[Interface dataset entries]
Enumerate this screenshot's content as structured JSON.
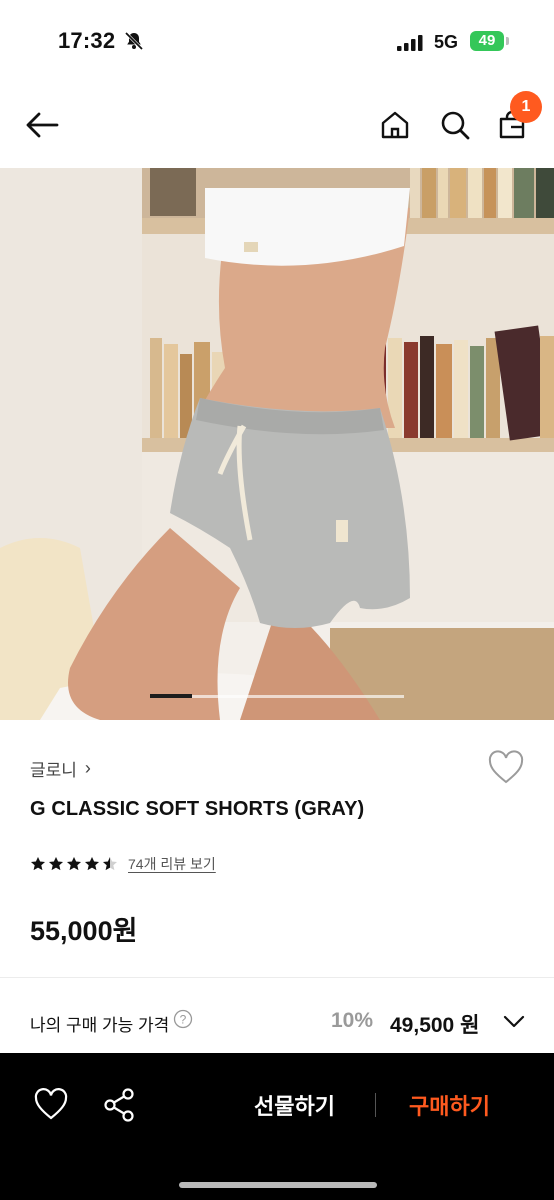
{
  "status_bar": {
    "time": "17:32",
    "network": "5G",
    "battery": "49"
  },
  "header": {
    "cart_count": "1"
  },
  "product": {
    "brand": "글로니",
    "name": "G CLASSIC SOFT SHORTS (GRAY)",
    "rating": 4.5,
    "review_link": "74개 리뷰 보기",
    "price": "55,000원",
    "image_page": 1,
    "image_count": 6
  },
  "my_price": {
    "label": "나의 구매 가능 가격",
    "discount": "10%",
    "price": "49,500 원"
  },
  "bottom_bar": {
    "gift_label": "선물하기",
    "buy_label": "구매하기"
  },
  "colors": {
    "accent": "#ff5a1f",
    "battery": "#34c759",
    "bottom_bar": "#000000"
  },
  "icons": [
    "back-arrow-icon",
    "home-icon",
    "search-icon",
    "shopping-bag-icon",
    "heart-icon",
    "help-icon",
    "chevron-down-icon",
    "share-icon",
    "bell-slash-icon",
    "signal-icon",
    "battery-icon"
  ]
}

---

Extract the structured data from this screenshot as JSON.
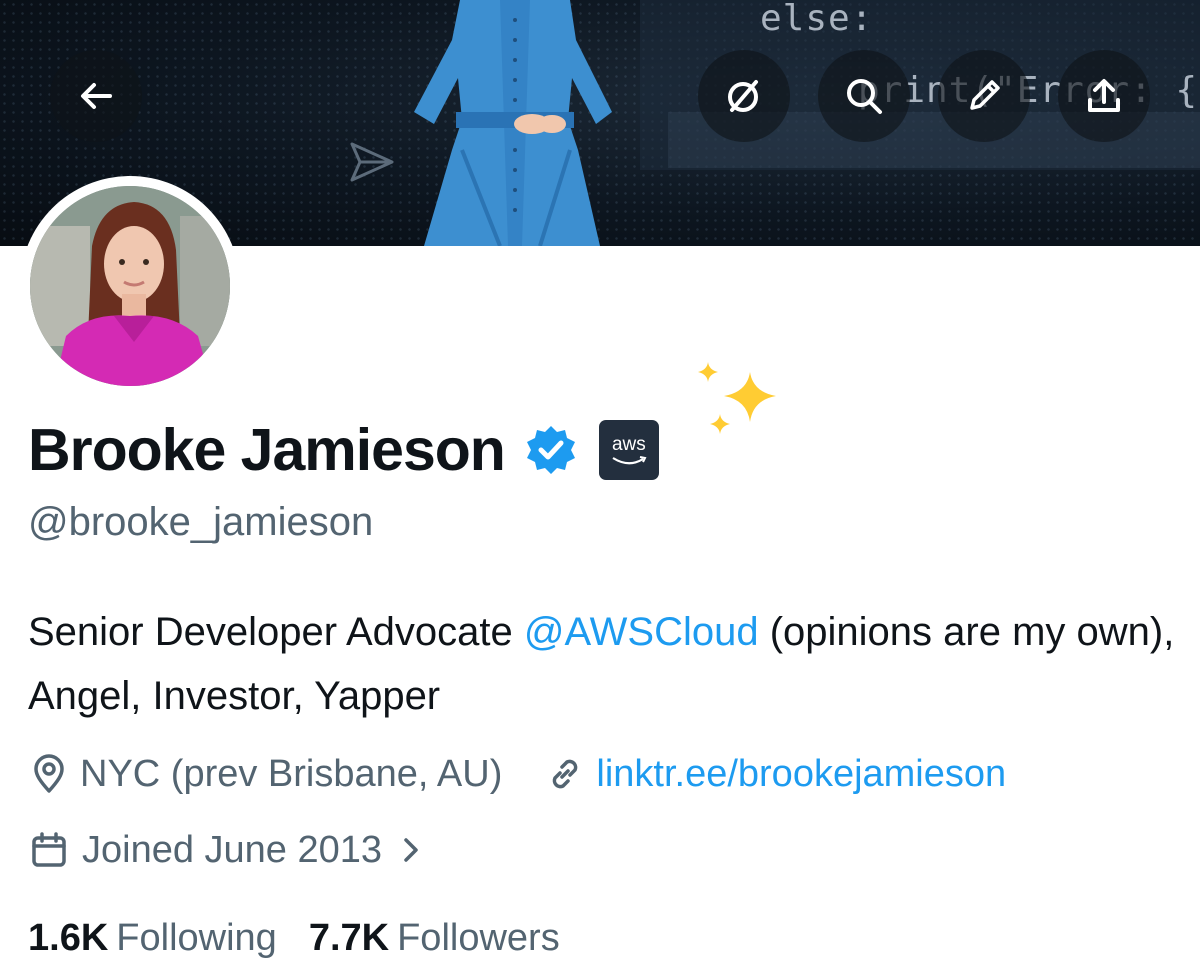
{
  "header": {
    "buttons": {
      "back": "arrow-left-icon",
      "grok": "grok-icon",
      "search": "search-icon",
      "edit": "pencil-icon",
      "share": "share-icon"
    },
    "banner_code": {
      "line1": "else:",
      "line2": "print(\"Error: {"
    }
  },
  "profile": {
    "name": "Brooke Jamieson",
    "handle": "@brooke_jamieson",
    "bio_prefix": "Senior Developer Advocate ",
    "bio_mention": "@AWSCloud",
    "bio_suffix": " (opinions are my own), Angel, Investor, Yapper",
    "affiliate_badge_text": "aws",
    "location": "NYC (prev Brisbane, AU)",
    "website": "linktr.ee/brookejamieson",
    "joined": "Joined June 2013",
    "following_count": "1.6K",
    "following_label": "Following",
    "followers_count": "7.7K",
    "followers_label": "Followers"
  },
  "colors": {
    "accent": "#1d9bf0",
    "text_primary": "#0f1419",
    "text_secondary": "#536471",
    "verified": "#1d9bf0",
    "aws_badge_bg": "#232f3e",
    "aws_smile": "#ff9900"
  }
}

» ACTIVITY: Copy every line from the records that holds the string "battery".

» TASK RESULT:
    "battery": "49"
    "battery": "#34c759",
    "battery-icon"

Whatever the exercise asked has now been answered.